The creation story in Genesis says that in order to reflect God’s image in the world, God created men and women. So, just like Mao Zedong’s insistence that “Women hold up half the sky,” there should be a similar statement in the Christian tradition that says, “Women hold half the voice of God.” There should be a similar insistence that we not only hear about God from women, but that we in fact hear God’s voice through women. 

Because breath is breath, air is air, but it sounds different flowing through a flute than it does a bassoon.

A string is a string and wood is wood, but sound resonates differently in the heart of a violin than it does in the heart of a cello.

Insisting, in spite of more accurate (and generous) interpretations of Scripture that men be the only voices heard from the pulpits of our churches, is like an orchestra that only has cellos and bassoons. It’s heavy. It’s masculine. It’s only half the story.
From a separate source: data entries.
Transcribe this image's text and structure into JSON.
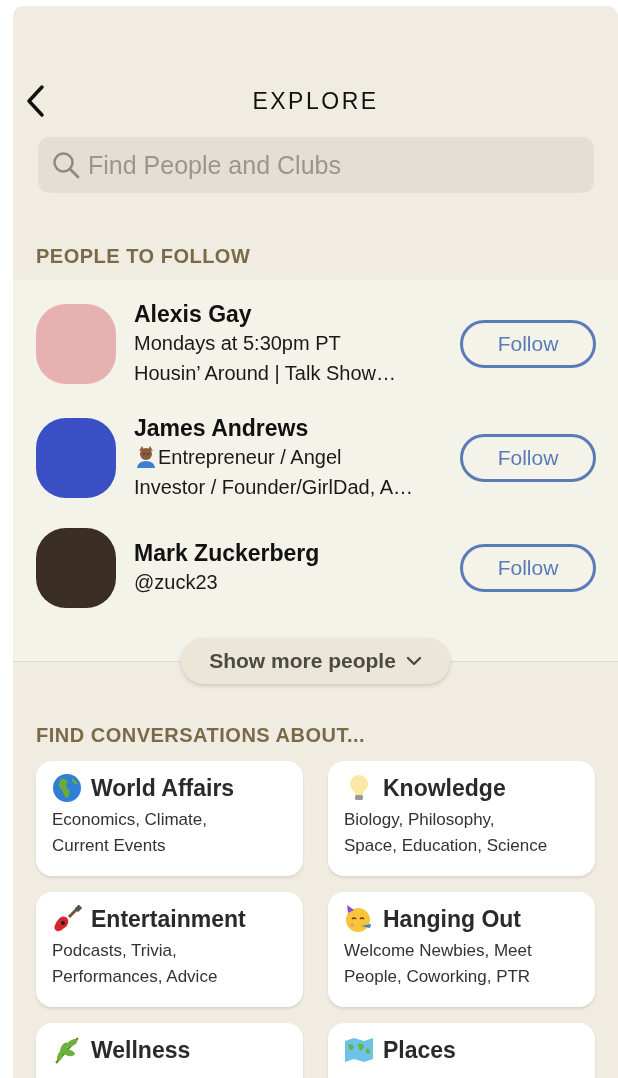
{
  "header": {
    "title": "EXPLORE"
  },
  "search": {
    "placeholder": "Find People and Clubs"
  },
  "people_section": {
    "title": "PEOPLE TO FOLLOW",
    "people": [
      {
        "name": "Alexis Gay",
        "lines": [
          "Mondays at 5:30pm PT",
          "Housin’ Around | Talk Show…"
        ],
        "bio_emoji": false,
        "button": "Follow"
      },
      {
        "name": "James Andrews",
        "lines": [
          "Entrepreneur / Angel\nInvestor / Founder/GirlDad, A…"
        ],
        "bio_emoji": true,
        "button": "Follow"
      },
      {
        "name": "Mark Zuckerberg",
        "lines": [
          "@zuck23"
        ],
        "bio_emoji": false,
        "button": "Follow"
      }
    ],
    "show_more": "Show more people"
  },
  "topics_section": {
    "title": "FIND CONVERSATIONS ABOUT...",
    "topics": [
      {
        "title": "World Affairs",
        "subtitle": "Economics, Climate,\nCurrent Events"
      },
      {
        "title": "Knowledge",
        "subtitle": "Biology, Philosophy,\nSpace, Education, Science"
      },
      {
        "title": "Entertainment",
        "subtitle": "Podcasts, Trivia,\nPerformances, Advice"
      },
      {
        "title": "Hanging Out",
        "subtitle": "Welcome Newbies, Meet\nPeople, Coworking, PTR"
      },
      {
        "title": "Wellness"
      },
      {
        "title": "Places"
      }
    ]
  }
}
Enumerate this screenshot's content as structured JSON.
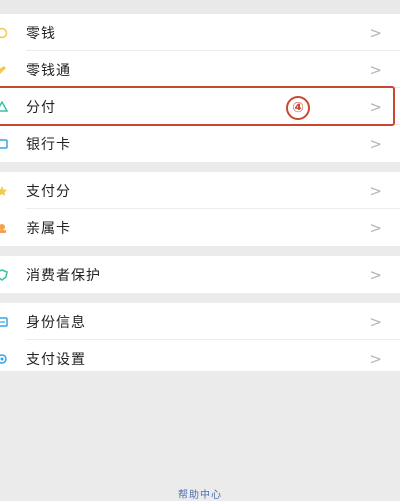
{
  "groups": [
    {
      "items": [
        {
          "label": "零钱",
          "icon": "wallet-icon",
          "color": "#f2c94c"
        },
        {
          "label": "零钱通",
          "icon": "coin-icon",
          "color": "#f2c94c"
        },
        {
          "label": "分付",
          "icon": "fenfu-icon",
          "color": "#3bbfa5"
        },
        {
          "label": "银行卡",
          "icon": "card-icon",
          "color": "#3aa3e8"
        }
      ]
    },
    {
      "items": [
        {
          "label": "支付分",
          "icon": "score-icon",
          "color": "#f2c94c"
        },
        {
          "label": "亲属卡",
          "icon": "family-card-icon",
          "color": "#f2a14c"
        }
      ]
    },
    {
      "items": [
        {
          "label": "消费者保护",
          "icon": "shield-icon",
          "color": "#3bbfa5"
        }
      ]
    },
    {
      "items": [
        {
          "label": "身份信息",
          "icon": "id-icon",
          "color": "#3aa3e8"
        },
        {
          "label": "支付设置",
          "icon": "settings-icon",
          "color": "#3aa3e8"
        }
      ]
    }
  ],
  "chevron": ">",
  "annotation": {
    "step": "④",
    "color": "#c9482f"
  },
  "footer": {
    "help": "帮助中心"
  }
}
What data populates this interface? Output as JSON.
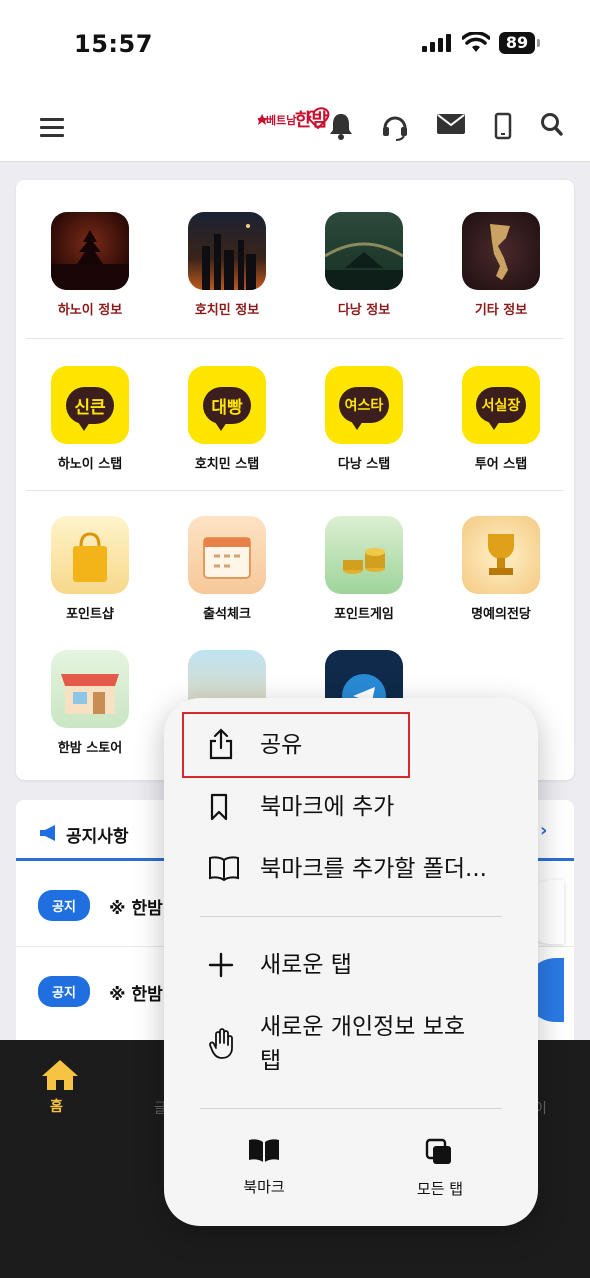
{
  "status_bar": {
    "time": "15:57",
    "battery": "89"
  },
  "header": {
    "logo_small": "베트남",
    "logo_big": "한밤"
  },
  "grid": {
    "row1": [
      "하노이 정보",
      "호치민 정보",
      "다낭 정보",
      "기타 정보"
    ],
    "row2": [
      "하노이 스탭",
      "호치민 스탭",
      "다낭 스탭",
      "투어 스탭"
    ],
    "row2_badges": [
      "신큰",
      "대빵",
      "여스타",
      "서실장"
    ],
    "row3": [
      "포인트샵",
      "출석체크",
      "포인트게임",
      "명예의전당"
    ],
    "row4": [
      "한밤 스토어"
    ]
  },
  "notice": {
    "title": "공지사항",
    "rows": [
      {
        "badge": "공지",
        "text": "※ 한밤"
      },
      {
        "badge": "공지",
        "text": "※ 한밤"
      }
    ]
  },
  "bottom_nav": {
    "home": "홈",
    "ghost_left": "글",
    "ghost_right": "이"
  },
  "menu": {
    "share": "공유",
    "add_bookmark": "북마크에 추가",
    "add_bookmark_folder": "북마크를 추가할 폴더...",
    "new_tab": "새로운 탭",
    "new_private_tab_line1": "새로운 개인정보 보호",
    "new_private_tab_line2": "탭",
    "bookmarks": "북마크",
    "all_tabs": "모든 탭"
  },
  "colors": {
    "accent_blue": "#1f6fe0",
    "kakao_yellow": "#fee500",
    "home_active": "#f6c343",
    "highlight_red": "#d42b2b"
  }
}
It’s only half the notes.

There’s a common misconception that anyone who advocates for the equal rights of women is somehow disparaging or displacing men. 

That anger is the motivating force.

That selfishness is at the heart of it. 

But that’s an easy, fragile, straw man argument that God—who is equally male and female—disassembles with a breath. A soft, gentle, let’s-be-honest-now breath.

When I say women’s voices need to be heard in the church, it’s not to say that men’s voices don’t. It’s not to say that men aren’t necessary and vital to the voice of God we all need to hear. It’s not to say that men aren’t qualified vessels.

It’s not to say we need to unseat the already-seated orchestra.

It’s just that the orchestra we have is incomplete. There are notes missing that we don’t even know are missing because we haven’t ever heard them. 

In the church, this is not only unfortunate, it’s absolutely tragic. Not only for the women whose voices are silenced, but for all of us—men and women alike—who are deprived of hearing the equally masculine/feminine voice of the God who loves us all.

So let’s seat the rest of the orchestra. Let’s let the breath of Love flow through flutes and bassoons. Through violins and cellos.

Until we do, half the notes are missing.

Half the seats are empty.

Half the sky is falling.

Originally published at Republished with permission.